- _DATA TO EXAMINE_:
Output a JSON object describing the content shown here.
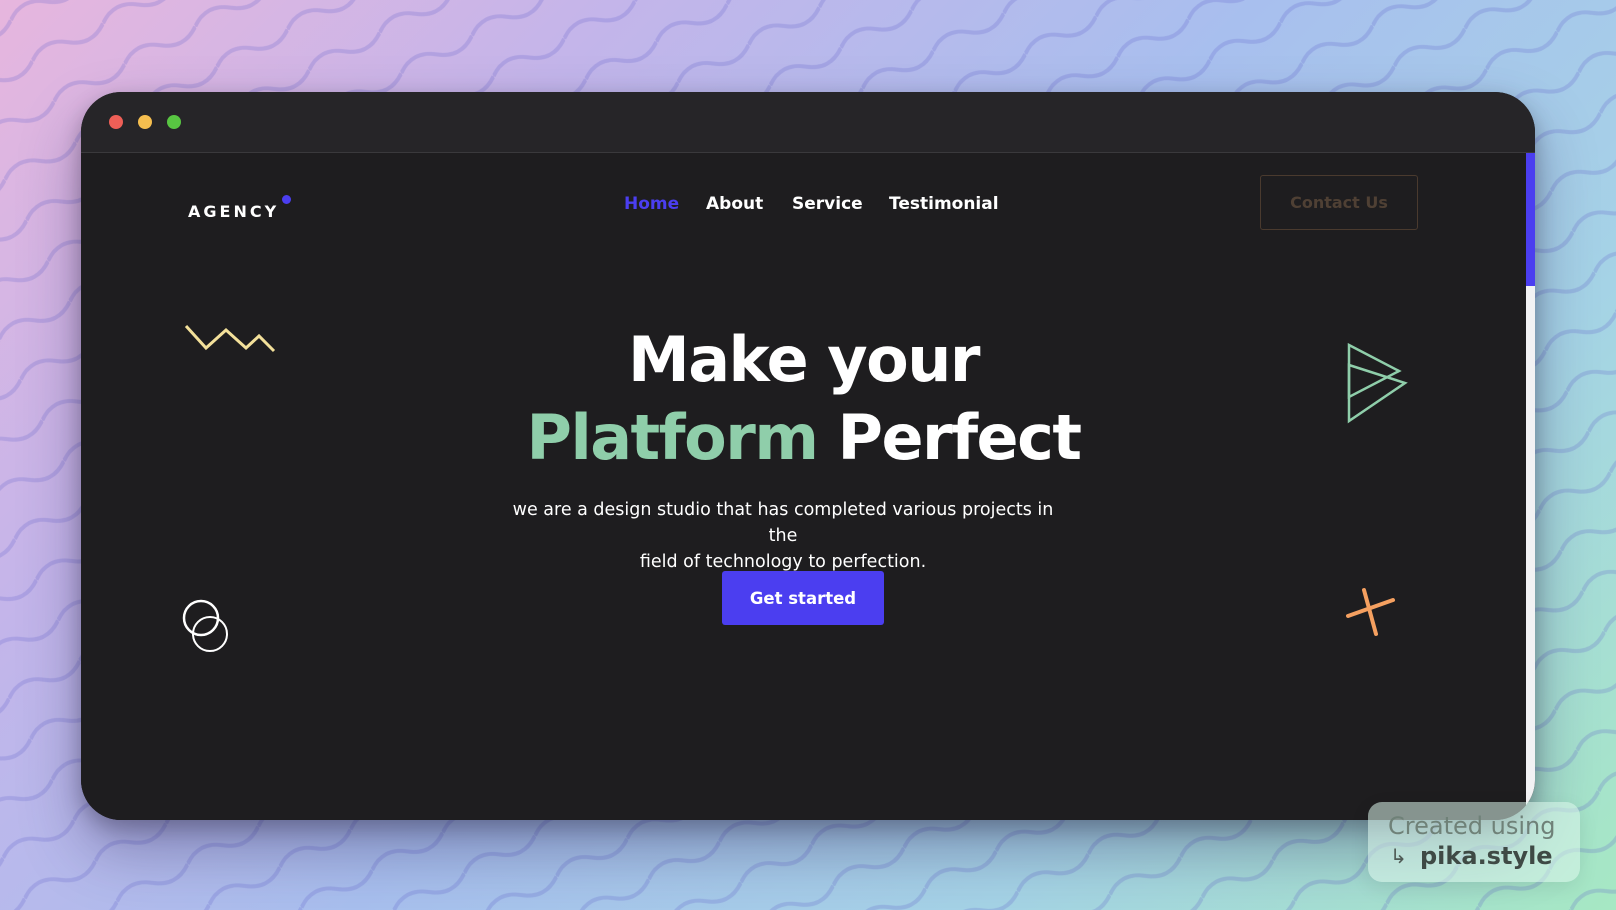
{
  "colors": {
    "accent": "#4b3ef0",
    "highlight": "#8fceaa",
    "page_bg": "#1e1d1f",
    "contact_border": "#4a3a2e",
    "deco_yellow": "#f3e09a",
    "deco_green": "#8fceaa",
    "deco_orange": "#f5a060"
  },
  "browser": {
    "controls": [
      "close",
      "minimize",
      "zoom"
    ]
  },
  "header": {
    "logo": "AGENCY",
    "nav": [
      {
        "label": "Home",
        "active": true
      },
      {
        "label": "About",
        "active": false
      },
      {
        "label": "Service",
        "active": false
      },
      {
        "label": "Testimonial",
        "active": false
      }
    ],
    "contact_label": "Contact Us"
  },
  "hero": {
    "line1": "Make your",
    "line2_accent": "Platform",
    "line2_rest": "Perfect",
    "subtitle_line1": "we are a design studio that has completed various projects in the",
    "subtitle_line2": "field of technology to perfection.",
    "cta_label": "Get started"
  },
  "decorations": [
    "zigzag-icon",
    "play-triangles-icon",
    "circles-icon",
    "cross-icon"
  ],
  "badge": {
    "line1": "Created using",
    "arrow": "↳",
    "line2": "pika.style"
  }
}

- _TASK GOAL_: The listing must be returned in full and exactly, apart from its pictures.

- _RESPONSE_:
Output a JSON object describing the content shown here.
{
  "colors": {
    "accent": "#4b3ef0",
    "highlight": "#8fceaa",
    "page_bg": "#1e1d1f",
    "contact_border": "#4a3a2e",
    "deco_yellow": "#f3e09a",
    "deco_green": "#8fceaa",
    "deco_orange": "#f5a060"
  },
  "browser": {
    "controls": [
      "close",
      "minimize",
      "zoom"
    ]
  },
  "header": {
    "logo": "AGENCY",
    "nav": [
      {
        "label": "Home",
        "active": true
      },
      {
        "label": "About",
        "active": false
      },
      {
        "label": "Service",
        "active": false
      },
      {
        "label": "Testimonial",
        "active": false
      }
    ],
    "contact_label": "Contact Us"
  },
  "hero": {
    "line1": "Make your",
    "line2_accent": "Platform",
    "line2_rest": "Perfect",
    "subtitle_line1": "we are a design studio that has completed various projects in the",
    "subtitle_line2": "field of technology to perfection.",
    "cta_label": "Get started"
  },
  "decorations": [
    "zigzag-icon",
    "play-triangles-icon",
    "circles-icon",
    "cross-icon"
  ],
  "badge": {
    "line1": "Created using",
    "arrow": "↳",
    "line2": "pika.style"
  }
}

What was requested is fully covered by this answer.